Thursday, March 28, 2002

Starting back in the summer of '54, when I worked for Halliburton in Duncan, OK, I've spent a fair part of my working life in and around the oil business, which my late stepmother once not altogether inaccurately characterized as "All good news and no money!" So I'm naturally interested in the kerfluffle the media and the Democratic center are trying to stir up about the energy industry's impact on energy policy. That oil companies, via the piggy-back and the lobbyist, should wish to influence energy policy seems to come as a great and insupportable shock to The New York Times et al, much as the average woman in a supermarket checkout line seems astonished by the realization that she is expected to pay for the groceries the clerk has just rung up. If you read today's Times, you will discover that when it comes to energy policy, it is OK for NRDC and other conservationist groups to have input on policy changes effected for environmental reasons without regard to supply-demand effects, it is not OK for oil producers and marketers and consumers, people also directly affected by supply-demand effects, to have a voice on those very same changes. Left unsaid, but as obvious as that elephant over there against the wall, is the implication the media is really trying to sell: that any recognition by this administration of energy-industry interests somehow is all about Enron and therefore crooked.
I happen to agree with the WSJ's Paul Gigot who expressed the thought the other night on the paper's talk-show - along with "Forbes on Fox" the only TV gabfest I watch - that the white-hot frenzy with which the media are working the priestly molestation story has more than a little to do with a wish to discredit the Catholic Church on such more vital issues as abortion and divorce. I say this as someone who is 150% pro-choice and who, looking back, often has second thoughts about the ease with which divorce is obtainable in our culture. I make the point also as someone who attended single-sex schools from fourth grade through college, and who vividly recollects the sexual cruelties adolescent boys are capable of visiting on one another, cruelties as susceptible of repression in memory and as useful in the purpose of institutional discreditization as anything a priest might get up to. Indeed, I shall be very surprised if in the near-distant future we do not see a barrage of law suits essentially directed at the endowments of Yale, Harvard, Exeter etc. brought by plaintiffs alleging sexual molestation at the hands of masters which was supressed in the interest of getting a diploma but which has now, suddenly, been recovered in memory.

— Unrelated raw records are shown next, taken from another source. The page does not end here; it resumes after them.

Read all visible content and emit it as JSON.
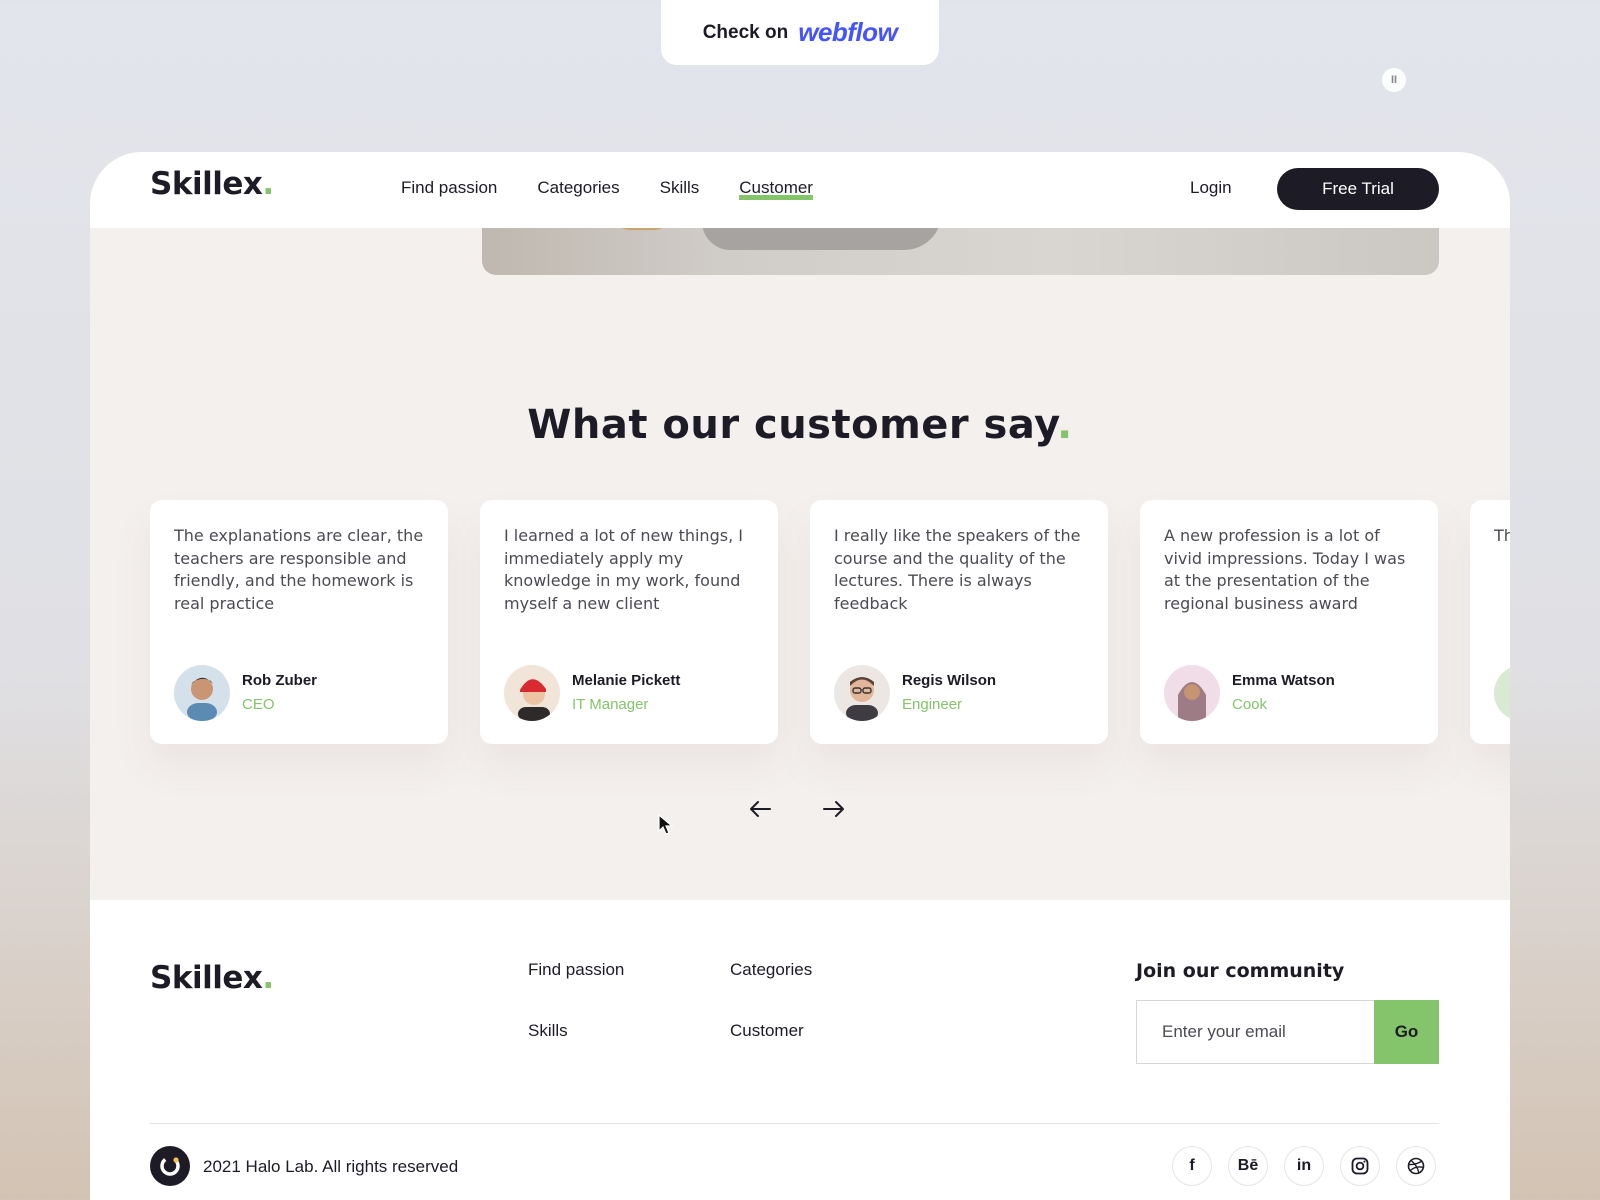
{
  "badge": {
    "label": "Check on",
    "brand": "webflow"
  },
  "header": {
    "logo": "Skillex",
    "logo_dot": ".",
    "nav": [
      "Find passion",
      "Categories",
      "Skills",
      "Customer"
    ],
    "active_nav": "Customer",
    "login": "Login",
    "cta": "Free Trial"
  },
  "video": {
    "pause_icon": "pause-icon"
  },
  "testimonials": {
    "title": "What our customer say",
    "title_dot": ".",
    "items": [
      {
        "quote": "The explanations are clear, the teachers are responsible and friendly, and the homework is real practice",
        "name": "Rob Zuber",
        "role": "CEO"
      },
      {
        "quote": "I learned a lot of new things, I immediately apply my knowledge in my work, found myself a new client",
        "name": "Melanie Pickett",
        "role": "IT Manager"
      },
      {
        "quote": "I really like the speakers of the course and the quality of the lectures. There is always feedback",
        "name": "Regis Wilson",
        "role": "Engineer"
      },
      {
        "quote": "A new profession is a lot of vivid impressions. Today I was at the presentation of the regional business award",
        "name": "Emma Watson",
        "role": "Cook"
      },
      {
        "quote": "Th st m pr",
        "name": "",
        "role": ""
      }
    ],
    "prev_icon": "arrow-left-icon",
    "next_icon": "arrow-right-icon"
  },
  "footer": {
    "logo": "Skillex",
    "logo_dot": ".",
    "nav": [
      "Find passion",
      "Categories",
      "Skills",
      "Customer"
    ],
    "join_title": "Join our community",
    "email_placeholder": "Enter your email",
    "go": "Go",
    "copyright": "2021 Halo Lab. All rights reserved",
    "socials": [
      "facebook-icon",
      "behance-icon",
      "linkedin-icon",
      "instagram-icon",
      "dribbble-icon"
    ],
    "social_labels": {
      "facebook": "f",
      "behance": "Bē",
      "linkedin": "in"
    }
  },
  "colors": {
    "accent": "#84c46a",
    "dark": "#1d1b26",
    "section_bg": "#f4f0ee",
    "webflow": "#4353ff"
  }
}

One more thought. In my last novel, BAKER'S DOZEN, published (sic) by FSG, the "villain" plots a ground-to-ground missile attack on a big Venice bash, a celebrity feast of self-congratulation combining the worst of the Davos Conference and the Vanity Fair Oscar party. As a writer, one wants to make readers think. And yet another year has gone by when a giant step toward the betterment of mankind could have been taken and wasn't. Just think of how a couple of mortar shells judiciously dropped onto one of these Oscar night celeb feasts of self-love might help the state of things by focusing attention. A cynical mind might argue that terrorists are missing the boat by killing cops and foremen and white-collar middle-level workers, or innocent people sitting down to a Passover supper, because - frankly - the people at the top, those with the power to effect, have grown utterly remote from the F-Train reality most of us have to live in. Wars are not won by armies whose officer class is disengaged. Or back at Morton's toasting one another.
I've been guilty of careless bloggery but I went off to Jamaica for a brief golf trip with my son Francis and found myself in e-purgatory. Nothing seems to have improved in the interim, however. Do read Jed Perl's coments on the Richter show on The New Republic's website (I still haven't figured out how to incorporate links in my blog.) Perl REALLY hates this show, and with many more good reasons that I came up with. We are into an age of intellectual and cultural impoverishment, make no mistake about it, although for someone my age it's beyond hope. I've been rereading (reading in some cases) Graham Greene - most recently The Comedians. The difference between the quality of novel writing then and now is disheartening, and worse still are all the warning signs in the work of writers like Greene that went unheeded.